While climate change doesn’t cause hurricanes, Hurricane Sandy seems to have provided a near textbook demonstration of how global warming can worsen them.
Here are a few excerpted remarks from scientists explaining how that works.
Scientists studying the record loss of Arctic sea ice this summer say it could be game over for the frozen North Pole within “a decade or two.”
Signs of global warming have hit Greenland hard this year, with 97 percent of the ice sheet surface experiencing thawing by July 12, according to NASA.
This graphic posted by the Natural Resources Defense Council (NRDC) on its Switchboard blog captures so much that we know, but probably still have have difficulty getting our head around it.
Our oceans, long taken for granted, are being stressed by pollution, over-fishing and climate change. Plastic gyres, swirling pools of plastic refuse, occupy several spots in the Pacific and Atlantic oceans. The largest one, in the North Pacific, is estimated to exceed the size of Texas….These linked, but disparate problems — pollution, unsustainable fishing practices, jobs at risk — won’t be solved easily. That’s why several environmental and conservation groups working around the globe have formed the Global Partnership for Oceans. The groups hope that together they can work to save the marine environment before human pressures cause natural fisheries to collapse.
In a story that gives new meaning to the phrase ‘slow and steady wins the race,’ a giant tortoise long thought extinct appears to be still alive on one of the Galapagos Islands.
Scientists have determined that the tortoise subspecies Chelonoidis elephantopus, thought to have disappeared nearly 150 years ago, may roam the northern reaches of the island of Isabela, several miles from the tortoise’s native island, Floreana.
Public health advocates and environmentalists praised the Obama Administration for adopting standards for air pollution to reduce mercury and other toxics released mainly from power plants.
The Mercury and Air Toxics Standards for Power Plants, announced today by the Environmental Protection Agency (EPA), “are long overdue” and will help reduce the amounts of mercury, lead, arsenic and other pollutants that affect human health, American Lung Association leaders said.
“Since toxic air pollution from power plants can make people sick and cut lives short, the new Mercury and Air Toxics Standards are a huge victory for public health,” said Albert A. Rizzo, MD, National Volunteer Chair of the American Lung Association, and pulmonary and critical care physician in Newark, Delaware. “The Lung Association expects all oil and coal-fired power plants to act now to protect all Americans, especially our children, from the health risks imposed by these dangerous air pollutants.”
With the elections nearing, fall weather setting in and the holidays soon to follow, that BP oil spill horror is receding in the public’s rear view mirror.
But the U.S. government remains doggedly committed to the clean-up, according to Rear Admiral Paul Zukunft, who updated a handful of reporters today.
Here’s the scoop, by the numbers.

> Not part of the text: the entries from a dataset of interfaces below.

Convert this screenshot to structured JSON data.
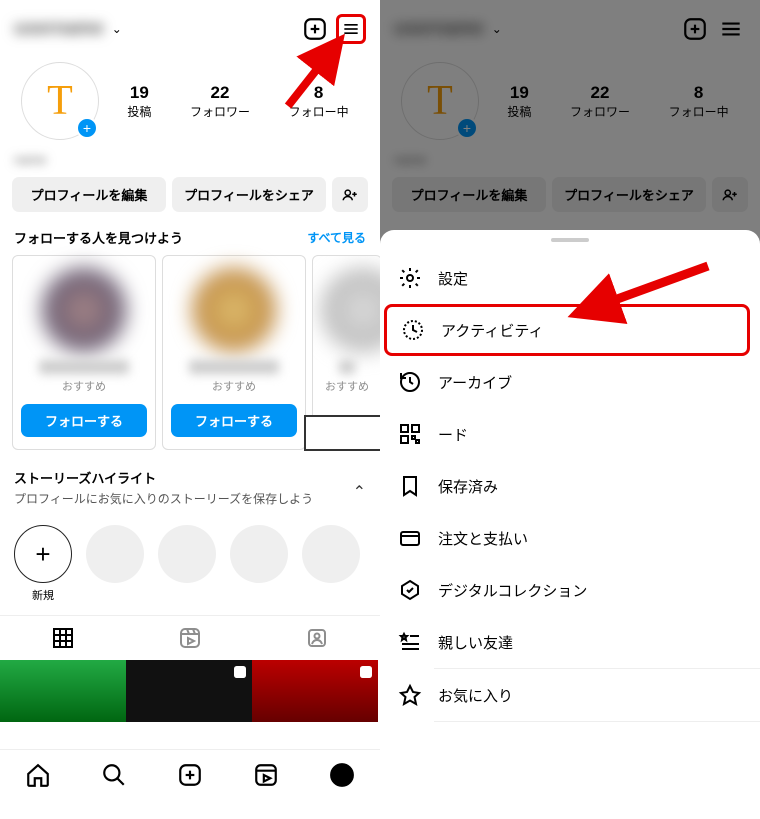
{
  "left": {
    "username_blur": "username",
    "stats": {
      "posts_n": "19",
      "posts_l": "投稿",
      "followers_n": "22",
      "followers_l": "フォロワー",
      "following_n": "8",
      "following_l": "フォロー中"
    },
    "avatar_letter": "T",
    "display_name_blur": "name",
    "edit_profile": "プロフィールを編集",
    "share_profile": "プロフィールをシェア",
    "discover_title": "フォローする人を見つけよう",
    "see_all": "すべて見る",
    "card_sub": "おすすめ",
    "follow": "フォローする",
    "hl_title": "ストーリーズハイライト",
    "hl_sub": "プロフィールにお気に入りのストーリーズを保存しよう",
    "hl_new": "新規"
  },
  "menu": {
    "settings": "設定",
    "activity": "アクティビティ",
    "archive": "アーカイブ",
    "qr": "ード",
    "saved": "保存済み",
    "orders": "注文と支払い",
    "digital": "デジタルコレクション",
    "close_friends": "親しい友達",
    "favorites": "お気に入り"
  }
}
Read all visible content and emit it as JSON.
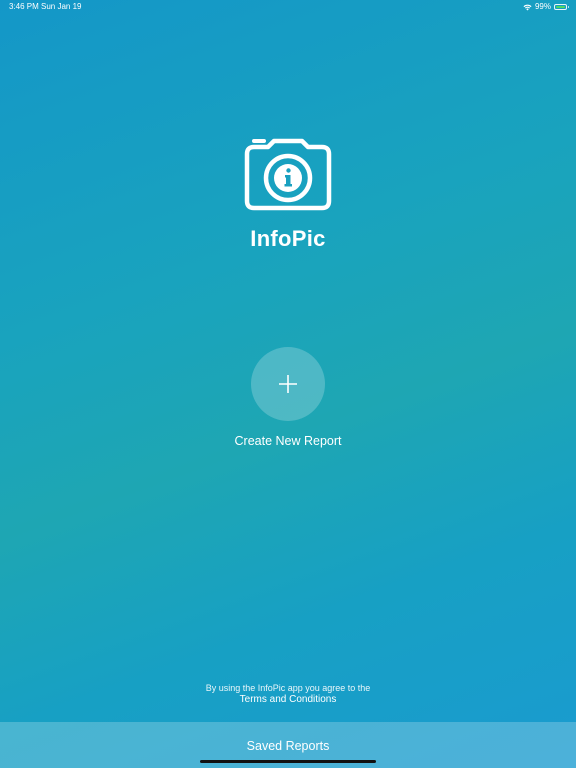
{
  "status_bar": {
    "time": "3:46 PM   Sun Jan 19",
    "battery_percent": "99%",
    "battery_level": 0.99,
    "wifi_icon": "wifi-icon",
    "battery_icon": "battery-icon"
  },
  "app": {
    "name": "InfoPic",
    "logo_icon": "camera-info-icon"
  },
  "create": {
    "icon": "plus-icon",
    "label": "Create New Report"
  },
  "footer": {
    "agree_text": "By using the InfoPic app you agree to the",
    "terms_link": "Terms and Conditions"
  },
  "saved_reports": {
    "label": "Saved Reports"
  },
  "colors": {
    "background_top": "#1497c8",
    "background_mid": "#1ea6b3",
    "background_bottom": "#1a9bd0",
    "text": "#ffffff",
    "battery_fill": "#4cd964"
  }
}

- 11,200 people remain engaged in the oil spill response across the Gulf of Mexico. That’s down a lot compared to the 48,000 who responded at the peak of the disaster, but remains more than those who worked recovery at the peak of the Exxon Valdez oil spill.
Like eel? Tuna? Catfish?
You might want to find some new entrees. The Food and Water Watch’s Smart Seafood Guide for 2010, published this week, warns that many such popular fish and seafood are simply not safe to eat, while others are not ethical to eat. Some marine food sources present both health and ethical problems.
Congress debates it. Nations argue about how to address it. But its existence is “unmistakable” according to the 2009 State of the Climate report released Wednesday.
Global warming is happening.
State of the Climate, which drew on work by 300 scientists in 160 research groups in 48 countries, confirms that the past decade of 2000-2009 was the warmest on record, and that Earth has been growing warmer over the past 50 years.
The research groups looked at 10 indicators, and confirmed that seven are going up, making the world slightly, but significantly warmer.